Where "drives" appears in a line of the entries below, that line should be copied.

-------- Supplied material --------

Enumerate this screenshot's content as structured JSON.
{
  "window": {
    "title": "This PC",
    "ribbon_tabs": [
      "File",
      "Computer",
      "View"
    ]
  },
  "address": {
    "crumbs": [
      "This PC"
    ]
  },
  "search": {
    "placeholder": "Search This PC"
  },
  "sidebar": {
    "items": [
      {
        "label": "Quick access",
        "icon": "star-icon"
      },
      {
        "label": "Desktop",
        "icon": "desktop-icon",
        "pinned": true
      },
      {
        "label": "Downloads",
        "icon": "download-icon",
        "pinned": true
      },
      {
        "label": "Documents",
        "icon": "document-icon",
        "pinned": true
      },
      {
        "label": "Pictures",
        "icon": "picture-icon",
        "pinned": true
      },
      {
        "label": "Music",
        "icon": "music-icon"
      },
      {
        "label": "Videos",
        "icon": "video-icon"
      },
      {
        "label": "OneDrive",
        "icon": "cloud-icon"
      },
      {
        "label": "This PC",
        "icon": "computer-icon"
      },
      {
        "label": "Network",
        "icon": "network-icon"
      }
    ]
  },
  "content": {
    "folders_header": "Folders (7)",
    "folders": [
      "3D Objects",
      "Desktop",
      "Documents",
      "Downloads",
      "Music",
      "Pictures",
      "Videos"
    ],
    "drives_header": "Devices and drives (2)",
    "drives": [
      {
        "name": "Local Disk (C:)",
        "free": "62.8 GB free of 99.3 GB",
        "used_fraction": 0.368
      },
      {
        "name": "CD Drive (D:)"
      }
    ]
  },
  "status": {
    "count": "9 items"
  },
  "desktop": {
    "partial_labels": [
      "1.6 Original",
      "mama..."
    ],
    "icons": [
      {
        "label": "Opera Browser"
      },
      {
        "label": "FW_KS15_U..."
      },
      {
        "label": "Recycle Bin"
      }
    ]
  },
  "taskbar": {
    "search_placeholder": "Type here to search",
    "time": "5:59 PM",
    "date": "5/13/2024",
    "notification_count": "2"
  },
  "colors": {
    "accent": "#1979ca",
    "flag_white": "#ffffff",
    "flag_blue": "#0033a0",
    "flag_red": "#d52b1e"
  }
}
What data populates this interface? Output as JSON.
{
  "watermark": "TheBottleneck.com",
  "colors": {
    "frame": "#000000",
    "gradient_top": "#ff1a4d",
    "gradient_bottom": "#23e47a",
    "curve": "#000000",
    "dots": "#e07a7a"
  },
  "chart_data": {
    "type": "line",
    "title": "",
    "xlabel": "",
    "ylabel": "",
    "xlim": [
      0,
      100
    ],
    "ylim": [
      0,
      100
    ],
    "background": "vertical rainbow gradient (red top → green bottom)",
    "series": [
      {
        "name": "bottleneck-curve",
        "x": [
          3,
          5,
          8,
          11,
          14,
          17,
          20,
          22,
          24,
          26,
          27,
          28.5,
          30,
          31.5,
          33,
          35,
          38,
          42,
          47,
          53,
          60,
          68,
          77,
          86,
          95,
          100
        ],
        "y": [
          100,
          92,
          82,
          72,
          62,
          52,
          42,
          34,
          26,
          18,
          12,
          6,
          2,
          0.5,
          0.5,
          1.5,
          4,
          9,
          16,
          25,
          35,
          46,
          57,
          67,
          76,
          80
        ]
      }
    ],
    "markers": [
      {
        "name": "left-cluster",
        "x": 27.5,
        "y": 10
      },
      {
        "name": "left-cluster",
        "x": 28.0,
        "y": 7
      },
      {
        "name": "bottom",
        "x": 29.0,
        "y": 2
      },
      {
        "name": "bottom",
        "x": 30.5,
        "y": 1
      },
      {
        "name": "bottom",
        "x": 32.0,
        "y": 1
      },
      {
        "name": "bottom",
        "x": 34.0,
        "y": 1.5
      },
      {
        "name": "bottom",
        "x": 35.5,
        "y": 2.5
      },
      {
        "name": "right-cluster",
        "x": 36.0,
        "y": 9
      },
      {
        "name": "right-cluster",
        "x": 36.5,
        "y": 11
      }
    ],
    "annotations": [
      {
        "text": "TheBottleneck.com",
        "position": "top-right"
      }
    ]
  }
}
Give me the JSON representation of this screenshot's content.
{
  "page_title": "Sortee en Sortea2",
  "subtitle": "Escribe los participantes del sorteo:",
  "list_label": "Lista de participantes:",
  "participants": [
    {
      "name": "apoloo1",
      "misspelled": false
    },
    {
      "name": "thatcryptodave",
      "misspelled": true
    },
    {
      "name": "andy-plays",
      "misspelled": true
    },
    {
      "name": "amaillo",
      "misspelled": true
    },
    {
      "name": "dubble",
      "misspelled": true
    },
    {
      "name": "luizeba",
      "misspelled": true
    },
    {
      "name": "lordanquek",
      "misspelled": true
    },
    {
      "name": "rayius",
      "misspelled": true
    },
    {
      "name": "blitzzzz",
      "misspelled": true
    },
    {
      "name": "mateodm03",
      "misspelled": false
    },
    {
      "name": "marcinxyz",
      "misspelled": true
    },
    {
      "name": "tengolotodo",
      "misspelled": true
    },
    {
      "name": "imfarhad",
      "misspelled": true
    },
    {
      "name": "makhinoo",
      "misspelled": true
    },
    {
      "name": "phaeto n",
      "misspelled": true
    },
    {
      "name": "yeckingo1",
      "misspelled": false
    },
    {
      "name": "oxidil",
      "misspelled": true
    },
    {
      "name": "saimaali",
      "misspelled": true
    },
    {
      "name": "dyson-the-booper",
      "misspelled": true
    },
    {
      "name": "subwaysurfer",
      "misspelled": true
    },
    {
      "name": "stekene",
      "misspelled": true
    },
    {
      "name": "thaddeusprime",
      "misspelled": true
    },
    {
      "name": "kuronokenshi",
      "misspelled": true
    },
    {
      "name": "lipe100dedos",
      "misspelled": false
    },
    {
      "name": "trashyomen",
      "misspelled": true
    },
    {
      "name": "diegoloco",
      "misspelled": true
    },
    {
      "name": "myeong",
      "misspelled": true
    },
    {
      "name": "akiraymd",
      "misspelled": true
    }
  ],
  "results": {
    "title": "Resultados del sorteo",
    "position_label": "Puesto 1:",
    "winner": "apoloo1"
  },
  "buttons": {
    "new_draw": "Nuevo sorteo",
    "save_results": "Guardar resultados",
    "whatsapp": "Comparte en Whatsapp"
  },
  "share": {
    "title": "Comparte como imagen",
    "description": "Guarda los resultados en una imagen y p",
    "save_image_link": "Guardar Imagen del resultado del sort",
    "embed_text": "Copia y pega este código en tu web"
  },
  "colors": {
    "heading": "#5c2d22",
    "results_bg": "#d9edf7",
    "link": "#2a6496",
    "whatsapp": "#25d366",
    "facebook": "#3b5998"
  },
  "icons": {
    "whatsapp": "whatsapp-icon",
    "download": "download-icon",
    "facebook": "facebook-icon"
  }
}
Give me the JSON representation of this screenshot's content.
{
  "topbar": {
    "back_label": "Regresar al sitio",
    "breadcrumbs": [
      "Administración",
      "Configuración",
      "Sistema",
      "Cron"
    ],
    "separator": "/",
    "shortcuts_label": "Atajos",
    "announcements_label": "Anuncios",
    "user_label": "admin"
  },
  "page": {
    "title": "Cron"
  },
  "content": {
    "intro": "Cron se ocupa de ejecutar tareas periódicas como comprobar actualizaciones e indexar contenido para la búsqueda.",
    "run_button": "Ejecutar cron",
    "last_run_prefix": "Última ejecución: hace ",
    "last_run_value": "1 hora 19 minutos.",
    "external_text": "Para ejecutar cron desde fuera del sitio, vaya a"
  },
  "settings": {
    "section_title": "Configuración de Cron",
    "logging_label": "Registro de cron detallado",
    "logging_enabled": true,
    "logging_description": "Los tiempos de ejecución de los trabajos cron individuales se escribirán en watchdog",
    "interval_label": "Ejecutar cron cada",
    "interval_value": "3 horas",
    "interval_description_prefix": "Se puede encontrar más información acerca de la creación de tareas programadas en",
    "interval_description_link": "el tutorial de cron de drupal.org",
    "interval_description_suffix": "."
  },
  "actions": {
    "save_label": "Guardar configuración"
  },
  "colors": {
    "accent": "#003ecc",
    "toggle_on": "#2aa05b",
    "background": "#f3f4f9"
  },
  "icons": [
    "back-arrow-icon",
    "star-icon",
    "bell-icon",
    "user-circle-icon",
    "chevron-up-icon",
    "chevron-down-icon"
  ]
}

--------

## Task output
    "drives_header": "Devices and drives (2)",
    "drives": [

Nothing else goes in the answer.